Diana has been the joy of their lives. As Dede says, she saved Diana, and Diana saved her. Decades after her accident, when her life was turned upside down and every moment was a struggle, she decided that she wanted to become a parent. And Diana’s rough beginning in life just meant that all she wanted was to love and be loved.
Dede knows that if the accident hadn’t happened, she would likely not have met her daughter, and she is endlessly grateful for Diana and all she’s brought to their lives.
Today, Diana is 20 years old and an accomplished swimmer for the University of North Texas. She is majoring in sports psychology and is eager to graduate and move forward in her career. Dede says Diana’s best stroke is the backstroke, but she is great at “all of them.” Such a proud mom!

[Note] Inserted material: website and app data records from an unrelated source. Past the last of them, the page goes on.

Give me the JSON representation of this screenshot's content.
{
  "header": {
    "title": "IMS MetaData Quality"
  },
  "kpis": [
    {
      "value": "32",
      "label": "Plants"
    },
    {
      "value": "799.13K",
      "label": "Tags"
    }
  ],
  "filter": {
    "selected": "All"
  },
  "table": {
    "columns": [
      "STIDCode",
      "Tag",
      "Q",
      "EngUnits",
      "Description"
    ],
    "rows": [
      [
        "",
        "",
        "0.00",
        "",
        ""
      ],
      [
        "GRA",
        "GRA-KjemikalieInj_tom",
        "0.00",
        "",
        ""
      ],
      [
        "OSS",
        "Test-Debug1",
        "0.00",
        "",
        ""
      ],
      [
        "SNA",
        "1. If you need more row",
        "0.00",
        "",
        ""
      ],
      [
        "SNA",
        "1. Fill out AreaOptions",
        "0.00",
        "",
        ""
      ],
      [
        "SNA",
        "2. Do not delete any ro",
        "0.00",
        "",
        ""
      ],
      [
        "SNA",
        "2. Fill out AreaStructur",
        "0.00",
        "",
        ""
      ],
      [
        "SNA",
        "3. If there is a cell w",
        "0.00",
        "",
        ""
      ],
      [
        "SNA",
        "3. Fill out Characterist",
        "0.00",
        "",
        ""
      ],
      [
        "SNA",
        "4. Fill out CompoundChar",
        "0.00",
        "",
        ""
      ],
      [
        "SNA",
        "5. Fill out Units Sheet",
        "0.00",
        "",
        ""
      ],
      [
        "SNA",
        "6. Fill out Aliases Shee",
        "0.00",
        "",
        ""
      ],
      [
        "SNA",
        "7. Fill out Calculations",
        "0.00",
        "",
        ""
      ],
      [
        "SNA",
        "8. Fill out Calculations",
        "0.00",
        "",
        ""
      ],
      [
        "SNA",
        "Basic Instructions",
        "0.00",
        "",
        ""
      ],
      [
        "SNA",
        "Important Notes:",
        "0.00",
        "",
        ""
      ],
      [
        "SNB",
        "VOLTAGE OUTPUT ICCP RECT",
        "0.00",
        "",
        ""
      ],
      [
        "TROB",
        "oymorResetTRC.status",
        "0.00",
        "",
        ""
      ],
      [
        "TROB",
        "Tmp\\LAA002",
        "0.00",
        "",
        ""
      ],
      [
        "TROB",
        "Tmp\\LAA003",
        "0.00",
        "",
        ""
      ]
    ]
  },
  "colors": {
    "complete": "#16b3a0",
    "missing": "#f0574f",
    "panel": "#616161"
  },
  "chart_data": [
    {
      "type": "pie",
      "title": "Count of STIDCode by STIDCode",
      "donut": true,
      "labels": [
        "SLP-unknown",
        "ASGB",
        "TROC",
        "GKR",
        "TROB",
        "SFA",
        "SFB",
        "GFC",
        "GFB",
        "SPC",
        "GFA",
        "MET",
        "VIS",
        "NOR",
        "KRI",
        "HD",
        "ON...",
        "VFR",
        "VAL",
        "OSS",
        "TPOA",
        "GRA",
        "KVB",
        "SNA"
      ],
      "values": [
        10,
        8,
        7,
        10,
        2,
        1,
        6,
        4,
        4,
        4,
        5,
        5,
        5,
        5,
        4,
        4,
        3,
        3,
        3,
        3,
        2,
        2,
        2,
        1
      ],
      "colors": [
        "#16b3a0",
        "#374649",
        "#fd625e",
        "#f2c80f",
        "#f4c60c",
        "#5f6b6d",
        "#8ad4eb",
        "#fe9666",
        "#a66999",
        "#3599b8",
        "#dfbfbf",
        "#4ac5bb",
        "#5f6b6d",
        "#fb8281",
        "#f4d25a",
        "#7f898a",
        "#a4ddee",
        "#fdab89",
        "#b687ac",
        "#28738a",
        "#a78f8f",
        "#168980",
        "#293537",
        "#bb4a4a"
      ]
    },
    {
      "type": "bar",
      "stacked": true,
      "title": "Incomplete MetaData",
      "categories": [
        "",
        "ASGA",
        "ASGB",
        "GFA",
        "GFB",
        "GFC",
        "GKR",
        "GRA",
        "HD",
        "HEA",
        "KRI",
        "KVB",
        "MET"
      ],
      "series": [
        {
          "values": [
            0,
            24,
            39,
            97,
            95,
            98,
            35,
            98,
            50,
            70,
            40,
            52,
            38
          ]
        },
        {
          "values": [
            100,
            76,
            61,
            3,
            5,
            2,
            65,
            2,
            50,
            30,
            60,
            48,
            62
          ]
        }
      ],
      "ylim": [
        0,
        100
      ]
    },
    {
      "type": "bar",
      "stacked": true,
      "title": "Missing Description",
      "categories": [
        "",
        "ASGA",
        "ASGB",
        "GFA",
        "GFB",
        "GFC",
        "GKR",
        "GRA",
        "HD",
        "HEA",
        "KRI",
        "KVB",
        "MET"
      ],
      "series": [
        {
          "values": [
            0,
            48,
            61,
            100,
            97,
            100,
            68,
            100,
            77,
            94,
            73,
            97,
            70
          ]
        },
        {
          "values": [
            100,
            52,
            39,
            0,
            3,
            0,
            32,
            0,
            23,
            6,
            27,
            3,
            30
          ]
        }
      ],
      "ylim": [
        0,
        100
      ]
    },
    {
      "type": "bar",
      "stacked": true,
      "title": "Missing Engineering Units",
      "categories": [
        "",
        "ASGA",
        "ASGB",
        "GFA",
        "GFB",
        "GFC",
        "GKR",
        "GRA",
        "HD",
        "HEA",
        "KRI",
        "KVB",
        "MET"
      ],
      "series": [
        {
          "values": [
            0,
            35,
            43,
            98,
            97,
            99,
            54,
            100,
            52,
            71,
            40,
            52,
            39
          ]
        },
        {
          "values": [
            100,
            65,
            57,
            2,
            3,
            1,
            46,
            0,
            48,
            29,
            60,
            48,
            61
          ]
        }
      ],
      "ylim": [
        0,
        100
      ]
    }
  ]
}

Dede faces an uncertain future
Dede is trying to focus on her beautiful daughter’s bright future. But Dede’s own future remains uncertain.
She continues to suffer from cobalt poisoning. Her symptoms include depression, impaired executive function, trouble completing tasks, brain fog, difficulty finding words, chronic fatigue, chronic frontal headaches, metallic taste and memory deficits.
Though her original orthopedic surgeon has not been receptive to her concerns over the new symptoms, he did say that he could insert a plastic piece to avoid metal-on-metal contact. However, he would prefer to wait for signs of implant failure before performing that surgery. He says that any alteration to her existing injured hip could result in additional problems.
Dede feels that because of her cognitive difficulties, it’s unsafe for her to continue to work as a pharmacist. She loves her job and career, but she is too afraid to put someone else’s health and well-being at risk. She has applied for disability retirement, but that will also cost her money since she can’t earn what she did when working.
Dede is at a crossroads. Disability retirement would “buy time,” as she says, because she wouldn’t have the stress and pressure of work. But then there’s substantially less income for her family. She is afraid to have revision surgery for the implant because she doesn’t want more trauma to her already damaged hip. She doesn’t want to spend her golden years in a wheelchair.
“Some days, I take great pride at all we have overcome as a family. Other days, I feel a little bit of panic not knowing which road to take that will be best for me and my family. Honestly, financial compensation would be such a relief, but in the end, who is really responsible for my hardships? Why should I expect anyone else to suffer because of the actions of a criminal and a broken criminal system? Each day brings more challenges, but so far, we have met each challenge. I pray that will continue.”
A tragic accident changed Dede’s life. Because of it, she has her beloved daughter, Diana. But she also has lived for 25 years with physical pain, emotional trauma and uncertainty. And she will likely endure those for the rest of her life.
Dede wanted to share her story now, even though her story continues. She feels that she wasn’t treated fairly by the legal system, but she hopes that by shedding light on her experiences, others can have better outcomes.